Capital Gains Manual

Death and Personal Representatives: Personal representatives and their liabilities: Personal representatives: solicitors expenses

England, Wales and Northern Ireland

In England, Wales and Northern Ireland Solicitors normally base their charges for administering a deceased person’s Estate on the amount of work done and produce an overall figure.
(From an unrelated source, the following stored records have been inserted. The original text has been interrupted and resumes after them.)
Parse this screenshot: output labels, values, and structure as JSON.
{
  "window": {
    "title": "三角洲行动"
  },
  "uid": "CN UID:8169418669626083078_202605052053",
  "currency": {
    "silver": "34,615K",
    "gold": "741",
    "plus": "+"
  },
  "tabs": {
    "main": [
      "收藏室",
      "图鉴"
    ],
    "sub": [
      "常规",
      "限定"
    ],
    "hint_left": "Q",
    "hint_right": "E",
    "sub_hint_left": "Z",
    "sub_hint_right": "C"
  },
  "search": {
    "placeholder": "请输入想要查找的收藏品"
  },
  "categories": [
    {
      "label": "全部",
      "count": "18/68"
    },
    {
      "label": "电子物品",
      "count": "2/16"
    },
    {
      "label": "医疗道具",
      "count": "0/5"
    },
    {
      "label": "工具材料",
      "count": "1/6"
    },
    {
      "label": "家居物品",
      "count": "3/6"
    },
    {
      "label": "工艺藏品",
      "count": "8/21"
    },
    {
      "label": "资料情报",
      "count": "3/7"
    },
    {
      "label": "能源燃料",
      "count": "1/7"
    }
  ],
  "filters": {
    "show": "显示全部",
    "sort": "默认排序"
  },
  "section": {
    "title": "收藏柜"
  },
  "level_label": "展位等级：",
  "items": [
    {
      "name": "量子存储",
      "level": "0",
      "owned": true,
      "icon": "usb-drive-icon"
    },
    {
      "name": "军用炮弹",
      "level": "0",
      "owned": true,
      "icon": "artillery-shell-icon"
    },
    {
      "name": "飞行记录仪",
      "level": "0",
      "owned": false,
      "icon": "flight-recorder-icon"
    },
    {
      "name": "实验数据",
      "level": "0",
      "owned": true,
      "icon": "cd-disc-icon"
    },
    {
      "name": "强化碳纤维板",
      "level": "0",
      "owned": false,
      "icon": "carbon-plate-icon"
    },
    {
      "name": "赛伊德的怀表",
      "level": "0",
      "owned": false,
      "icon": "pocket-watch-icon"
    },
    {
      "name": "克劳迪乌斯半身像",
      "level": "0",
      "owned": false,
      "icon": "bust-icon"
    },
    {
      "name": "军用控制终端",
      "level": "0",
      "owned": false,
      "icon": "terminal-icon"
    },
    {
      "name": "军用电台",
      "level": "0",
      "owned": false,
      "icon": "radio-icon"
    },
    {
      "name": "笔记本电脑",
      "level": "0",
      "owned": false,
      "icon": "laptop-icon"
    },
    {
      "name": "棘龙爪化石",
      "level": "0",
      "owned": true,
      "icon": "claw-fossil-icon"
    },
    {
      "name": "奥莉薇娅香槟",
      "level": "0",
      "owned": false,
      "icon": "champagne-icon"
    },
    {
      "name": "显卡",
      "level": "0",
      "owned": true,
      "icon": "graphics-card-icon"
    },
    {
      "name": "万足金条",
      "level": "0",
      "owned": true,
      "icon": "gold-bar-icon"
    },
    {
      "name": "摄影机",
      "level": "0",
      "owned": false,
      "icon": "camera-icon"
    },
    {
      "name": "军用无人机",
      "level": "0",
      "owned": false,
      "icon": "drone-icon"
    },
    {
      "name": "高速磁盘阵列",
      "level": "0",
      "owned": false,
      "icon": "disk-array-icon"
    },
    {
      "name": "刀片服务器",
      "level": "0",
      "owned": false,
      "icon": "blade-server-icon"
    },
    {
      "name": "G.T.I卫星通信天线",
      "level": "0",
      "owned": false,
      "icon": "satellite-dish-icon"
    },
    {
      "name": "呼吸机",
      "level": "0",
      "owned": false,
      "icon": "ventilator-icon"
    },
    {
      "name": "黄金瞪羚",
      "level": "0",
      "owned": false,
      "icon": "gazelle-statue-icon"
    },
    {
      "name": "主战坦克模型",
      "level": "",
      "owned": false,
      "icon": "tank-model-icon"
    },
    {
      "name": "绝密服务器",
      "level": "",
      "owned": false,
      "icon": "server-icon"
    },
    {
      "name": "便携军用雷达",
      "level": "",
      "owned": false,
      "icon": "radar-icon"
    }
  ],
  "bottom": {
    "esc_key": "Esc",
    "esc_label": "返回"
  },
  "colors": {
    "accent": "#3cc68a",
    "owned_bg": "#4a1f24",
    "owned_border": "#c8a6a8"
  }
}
The Law Society has issued general guidance and the charge is usually about 1% to 2% of probate value depending on the size of the Estate.



In Scotland, Solicitors have two methods of charging expenses to executors:-

  • method 1 - Charging for work done by means of a scale fee based on a percentage value of the Estate.
  • method 2


  • charging detailed fees for work under the following heads:


  • investigation into particulars and value of the Estate
  • valuation of the Estate
  • Inheritance Tax inventories and settling the Inheritance Tax liability
  • obtaining confirmation (probate in England)


  • charging percentage fees based on particular assets for


  • realising estate capital for any purpose
  • investing or reinvesting capital
  • transferring assets direct to legatees.


Richards Case

The Richards case, see CG30560, was an example of a Scottish case where method 1 in CG30550  had been used. The total value of the Estate was £106,052 and the total fees were £1450. The value of the shares and other assets sold was £48,958 and the deductions allowable £778 made up as follows:-

Proportionate expenses of valuation and obtaining confirmation £526 x £48,958  243
Solicitors’ costs re notification of confirmation to companies in which shares sold     27
Solicitors’ commission on selling based on value of shares and other assets sold     508



The deductions referred to in CG30560+ are only allowable in computations of gains realised by personal representatives in that capacity. No equivalent deduction is available on disposals by legatees or disposals by personal representatives acting as bare trustees for legatees. This is because

  • the legatee has not incurred the expenditure


  • there is no provision deeming the legatee to have incurred the expenditure.

In addition, there is a rule in TCGA92/S62 (4), see CG31140, specifying the legatee’s acquisition costs as being the market value of the asset at the date of death. That market value does not include any of these expenditures.